Big Forwards (5 and 4) – Always two: King, Brown, Hutcherson, Johnson
Front Flex / Bumper Guard (4 and 3) – At least one: Johnson, Xanor; Strickland, Malcolm
Off-Guard (2) – at least one: Harris, Hayford; Malcolm, Waschnitz
Chief Guard (1) – at least one: Lewis, Hayford, and Waschnitz
I don’t think Coach Lance White is going to go with 11 players once conference play starts. This is my top 11 with Ezeja, Clesca and Strother currently on the outside looking in.
The Panthers like to run with two forwards and either a third tackle like Johnson and Xanor and/or a bigger guard like Strickland and Malcolm. Harris is unique and to a similar extent is Lewis; I think Hayford has done a good job as a backup.
Horns Stag Away Flex for King:
It begins with the Horns being looked over by two forwards, usually Brown and King.
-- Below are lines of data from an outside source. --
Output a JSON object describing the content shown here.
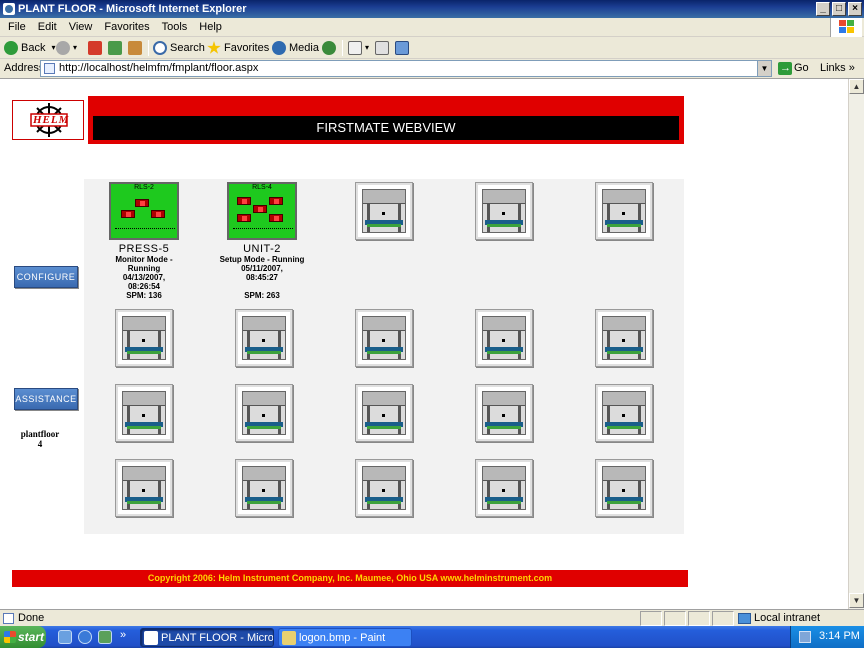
{
  "window": {
    "title": "PLANT FLOOR - Microsoft Internet Explorer",
    "controls": {
      "minimize": "_",
      "maximize": "□",
      "close": "×"
    }
  },
  "menu": [
    "File",
    "Edit",
    "View",
    "Favorites",
    "Tools",
    "Help"
  ],
  "toolbar": {
    "back": "Back",
    "search": "Search",
    "favorites": "Favorites",
    "media": "Media"
  },
  "address": {
    "label": "Address",
    "url": "http://localhost/helmfm/fmplant/floor.aspx",
    "go": "Go",
    "links": "Links"
  },
  "page": {
    "logo_text": "HELM",
    "header_title": "FIRSTMATE WEBVIEW",
    "configure": "CONFIGURE",
    "assistance": "ASSISTANCE",
    "plantfloor_label": "plantfloor",
    "plantfloor_num": "4",
    "footer": "Copyright 2006: Helm Instrument Company, Inc.   Maumee, Ohio USA  www.helminstrument.com",
    "machines": [
      {
        "screen": "RLS-2",
        "name": "PRESS-5",
        "line1": "Monitor Mode -",
        "line2": "Running",
        "line3": "04/13/2007,",
        "line4": "08:26:54",
        "line5": "SPM: 136"
      },
      {
        "screen": "RLS-4",
        "name": "UNIT-2",
        "line1": "Setup Mode - Running",
        "line2": "05/11/2007,",
        "line3": "08:45:27",
        "line4": "",
        "line5": "SPM: 263"
      }
    ]
  },
  "status": {
    "text": "Done",
    "zone": "Local intranet"
  },
  "taskbar": {
    "start": "start",
    "tasks": [
      "PLANT FLOOR - Micros...",
      "logon.bmp - Paint"
    ],
    "clock": "3:14 PM"
  },
  "colors": {
    "header_red": "#e00000",
    "active_machine_green": "#1ec91e",
    "footer_text": "#ffd500",
    "button_blue": "#3a6ab0"
  }
}
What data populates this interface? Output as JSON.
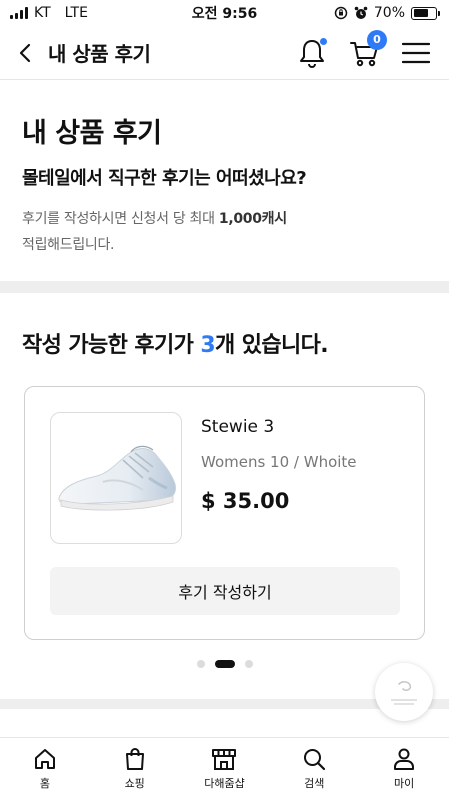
{
  "status_bar": {
    "carrier": "KT",
    "network": "LTE",
    "time": "오전 9:56",
    "battery": "70%",
    "battery_level": 0.7
  },
  "header": {
    "title": "내 상품 후기",
    "cart_count": "0",
    "icons": [
      "back-icon",
      "bell-icon",
      "cart-icon",
      "menu-icon"
    ]
  },
  "intro": {
    "title": "내 상품 후기",
    "subtitle": "몰테일에서 직구한 후기는 어떠셨나요?",
    "desc_prefix": "후기를 작성하시면 신청서 당 최대 ",
    "desc_highlight": "1,000캐시",
    "desc_suffix": "적립해드립니다."
  },
  "available": {
    "title_prefix": "작성 가능한 후기가 ",
    "count": "3",
    "title_suffix": "개 있습니다."
  },
  "review_card": {
    "product_name": "Stewie 3",
    "product_option": "Womens 10 / Whoite",
    "price": "$ 35.00",
    "button_label": "후기 작성하기"
  },
  "pagination": {
    "total": 3,
    "active_index": 1
  },
  "tab_bar": {
    "items": [
      {
        "label": "홈",
        "icon": "home-icon"
      },
      {
        "label": "쇼핑",
        "icon": "shopping-bag-icon"
      },
      {
        "label": "다해줌샵",
        "icon": "store-icon"
      },
      {
        "label": "검색",
        "icon": "search-icon"
      },
      {
        "label": "마이",
        "icon": "person-icon"
      }
    ]
  },
  "colors": {
    "accent": "#2f7bf5",
    "text": "#111111",
    "muted": "#777777",
    "band": "#eeeeee"
  }
}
Johnson or Strickland would either use the far screens or just cut Iverson over the free throw line to catch a pass on the wing. The non-guard officer, always Harris, sets a flex, cross, or slits depending on how King’s defender positions himself as happens above who frees King to the left block, preferably on key with Harris’ defender. King ideally goes to work here.
The timing is off in the final sequence above, but Pitt can stream straight into a high entry to Brown who reaches to the basket to start a layup.
Get Flex Horns:
Sometimes it’s set to floppy screen (second sequence) and sometimes it’s more of a ghost screen (first sequence) as the timing needs the horns to stay on before the pass to the high post. Once the ball has been passed to the high post, the player who passed the ball immediately comes up and gets (gets action) a handover while the player receiving the pass rises above the three-point line. In either case, Strickland receives the pass again after being lifted. As one of the most explosive players on the team, this gives her plenty of room to work. A direct triple or pass to King is available after you break free from the cross screen.
We hope this gave you a reasonable overview of which players are currently recording the most minutes the team contributes and some of their offensive combinations. I planned to put a Road to Playtime section here to talk about Hayford, Exanor, Strickland, Malcolm, and Washenitz. But this should be another piece where I will include the team’s transfer philosophies as well as a breakdown of what they like to do defensively. If you liked this analysis in the women’s team, please let me know in the forums or at Twitter. I’m planning 4-6 of them throughout the season, but I’m willing to do more if there’s demand.